Uveoparotid fever, also known as Heerfordt-Waldenstrom syndrome, is a rare manifestation of sarcoidosis. The clinical presentation encompasses enlargement of the parotid gland (often bilateral), anterior uveitis, fever, and palsy of either the facial or trigeminal nerve. This syndrome is very rare in clinical practice, but through a detailed clinical investigation, the diagnosis is made solely on the presence of characteristic symptoms. The exact pathogenetic pattern connecting sarcoidosis and Heerfordt-Waldenstrom syndrome still remains to be fully understood.
So far, reports show that uveoparotid fever affects only about 0.3% of all patients suffering from sarcoidosis . Furthermore, very few patients with uveoparotid fever have been described in the literature, but the clinical picture is well-established    . Designated as an atypical clinical manifestation of sarcoidosis, uveoparotid fever presents with the following signs: parotid gland enlargement, anterior uveitis, fever, and cranial nerve palsy      . Involvement of the parotid gland is rare and often develops in a bilateral fashion, which is also the case for uveitis, manifesting as blurred vision  . Some authors also describe various forms of uveitis, such as panuveitis, granulomatous uveitis, myodesopsia, all frequently accompanied by eyelid swelling . Fever is virtually always present and is one of the main symptoms seen in typical sarcoidosis (along with respiratory symptoms, joint pain, and weight loss)    . Cranial nerve palsy predominantly targets the facial nerve either unilaterally or bilaterally (a facial droop is usually observed) but cases with a trigeminal nerve palsy have also been reported     . In addition, earlier reports noted weight loss and night sweats as features for uveoparotid fever, but these manifestations haven't been recognized in a significant number of individuals in more recent publications  . Uveoparotid fever, generally diagnosed in patients between the second and fourth decade of life, is generally viewed as a self-limiting condition , but an early diagnosis undoubtedly facilitates better therapeutic response.

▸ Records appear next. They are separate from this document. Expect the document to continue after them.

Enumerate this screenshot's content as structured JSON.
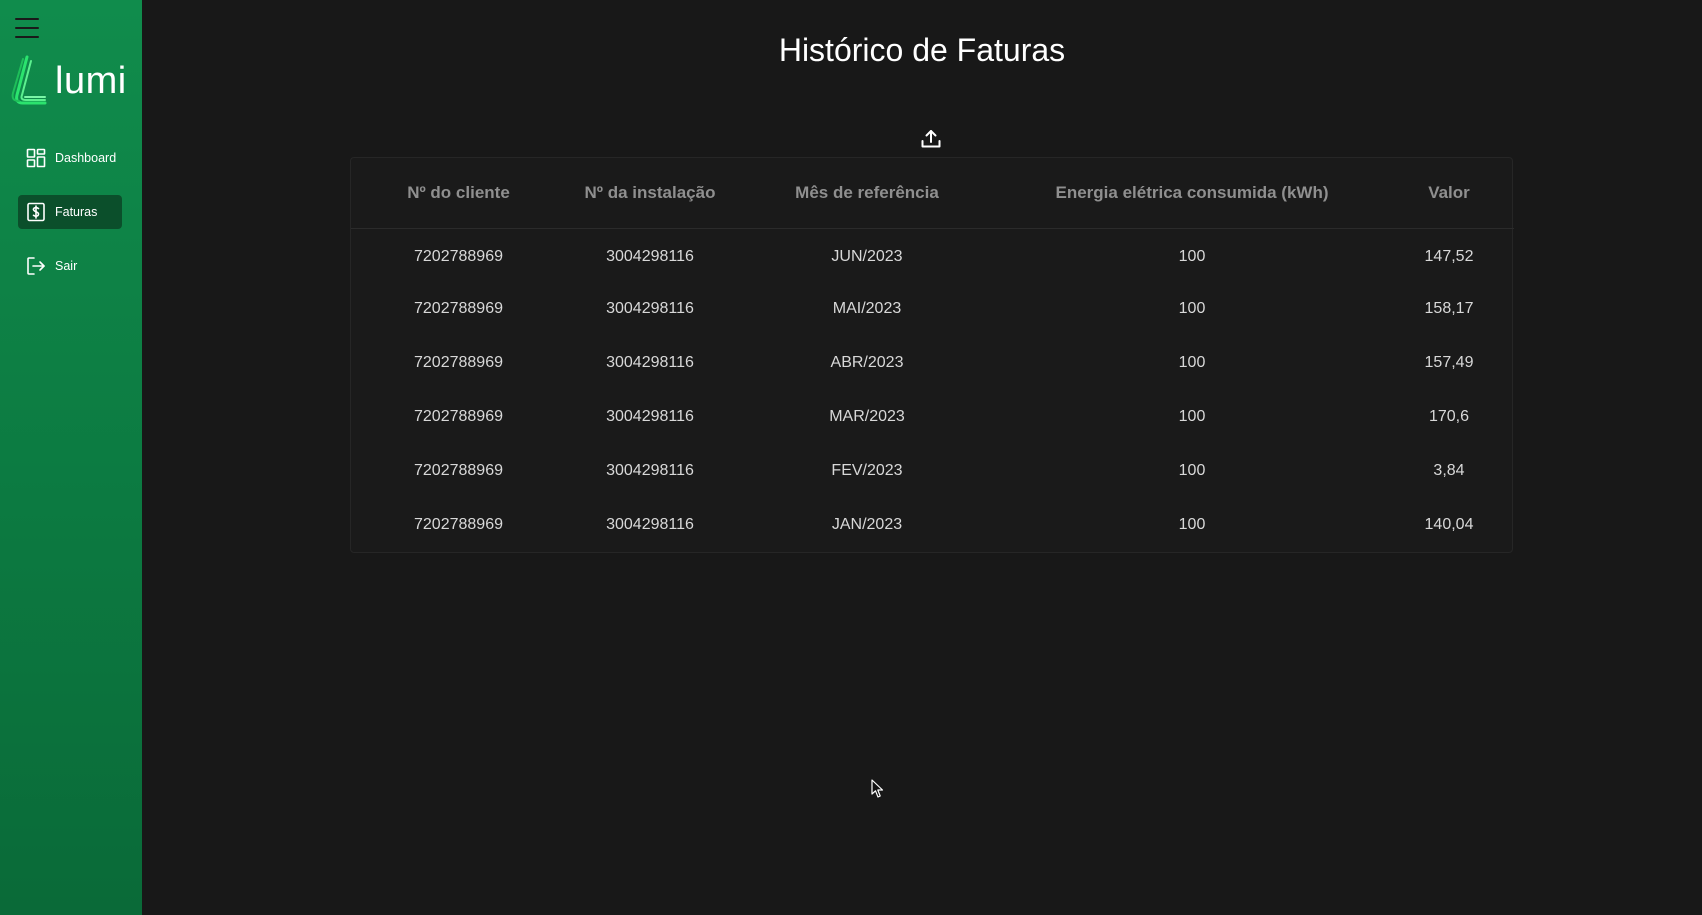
{
  "sidebar": {
    "logo_text": "lumi",
    "items": [
      {
        "label": "Dashboard",
        "icon": "dashboard-grid-icon",
        "active": false
      },
      {
        "label": "Faturas",
        "icon": "invoice-dollar-icon",
        "active": true
      },
      {
        "label": "Sair",
        "icon": "logout-icon",
        "active": false
      }
    ]
  },
  "main": {
    "title": "Histórico de Faturas",
    "upload_icon": "upload-icon",
    "table": {
      "headers": [
        "Nº do cliente",
        "Nº da instalação",
        "Mês de referência",
        "Energia elétrica consumida (kWh)",
        "Valor"
      ],
      "rows": [
        [
          "7202788969",
          "3004298116",
          "JUN/2023",
          "100",
          "147,52"
        ],
        [
          "7202788969",
          "3004298116",
          "MAI/2023",
          "100",
          "158,17"
        ],
        [
          "7202788969",
          "3004298116",
          "ABR/2023",
          "100",
          "157,49"
        ],
        [
          "7202788969",
          "3004298116",
          "MAR/2023",
          "100",
          "170,6"
        ],
        [
          "7202788969",
          "3004298116",
          "FEV/2023",
          "100",
          "3,84"
        ],
        [
          "7202788969",
          "3004298116",
          "JAN/2023",
          "100",
          "140,04"
        ]
      ]
    }
  },
  "colors": {
    "sidebar_green": "#108c4c",
    "active_item_bg": "#0b4f2b",
    "background": "#181818",
    "logo_accent": "#2be36e"
  }
}
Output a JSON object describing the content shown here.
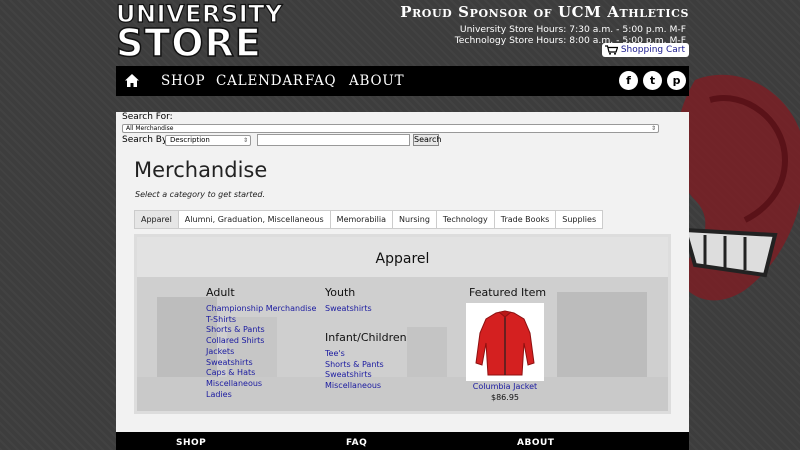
{
  "header": {
    "logo_line1": "UNIVERSITY",
    "logo_line2": "STORE",
    "sponsor": "Proud Sponsor of UCM Athletics",
    "hours_university": "University Store Hours: 7:30 a.m. - 5:00 p.m. M-F",
    "hours_technology": "Technology Store Hours: 8:00 a.m. - 5:00 p.m. M-F",
    "cart_label": "Shopping Cart"
  },
  "nav": {
    "items": [
      "SHOP",
      "CALENDAR",
      "FAQ",
      "ABOUT"
    ],
    "social": {
      "facebook": "f",
      "twitter": "t",
      "pinterest": "p"
    }
  },
  "search": {
    "search_for_label": "Search For:",
    "search_for_value": "All Merchandise",
    "search_by_label": "Search By:",
    "search_by_value": "Description",
    "input_value": "",
    "button_label": "Search"
  },
  "main": {
    "title": "Merchandise",
    "subtitle": "Select a category to get started.",
    "tabs": [
      "Apparel",
      "Alumni, Graduation, Miscellaneous",
      "Memorabilia",
      "Nursing",
      "Technology",
      "Trade Books",
      "Supplies"
    ],
    "active_tab": "Apparel"
  },
  "panel": {
    "title": "Apparel",
    "adult": {
      "heading": "Adult",
      "links": [
        "Championship Merchandise",
        "T-Shirts",
        "Shorts & Pants",
        "Collared Shirts",
        "Jackets",
        "Sweatshirts",
        "Caps & Hats",
        "Miscellaneous",
        "Ladies"
      ]
    },
    "youth": {
      "heading": "Youth",
      "links": [
        "Sweatshirts"
      ]
    },
    "infant": {
      "heading": "Infant/Children",
      "links": [
        "Tee's",
        "Shorts & Pants",
        "Sweatshirts",
        "Miscellaneous"
      ]
    },
    "featured": {
      "heading": "Featured Item",
      "name": "Columbia Jacket",
      "price": "$86.95"
    }
  },
  "footer": {
    "items": [
      "SHOP",
      "FAQ",
      "ABOUT"
    ]
  },
  "colors": {
    "background": "#3d3d3d",
    "nav": "#000000",
    "link": "#1a1aa0",
    "accent_red": "#d42020"
  }
}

Because of the rarity of uveoparotid fever, the diagnosis may be difficult to make, especially if the primary symptoms of sarcoidosis are absent. For this reason, the physician must conduct a thorough clinical assessment, starting with detailed patient history, that will cover the onset of symptoms, duration, as well as progression. During the physical examination, neurological testing and a thorough ear, nose, and throat (ENT) exam can identify the main signs of uveoparotid fever - parotid gland enlargement, cranial nerve palsy, and uveitis. Thus, in the absence of specific tests, the diagnosis is predominantly made on clinical grounds    . To confirm sarcoidosis as the underlying cause of symptoms, several tests need to be employed. High values of angiotensin-converting enzyme (ACE) is a highly useful finding during laboratory workup and it is assumed that granulomatous inflammation induces the production of this enzyme  . If sufficient evidence is obtained, a lymph node biopsy should be conducted and a histological examination showing non-caseating granulomatous inflammation yields a definite diagnosis of sarcoidosis and uveoparotid fever   .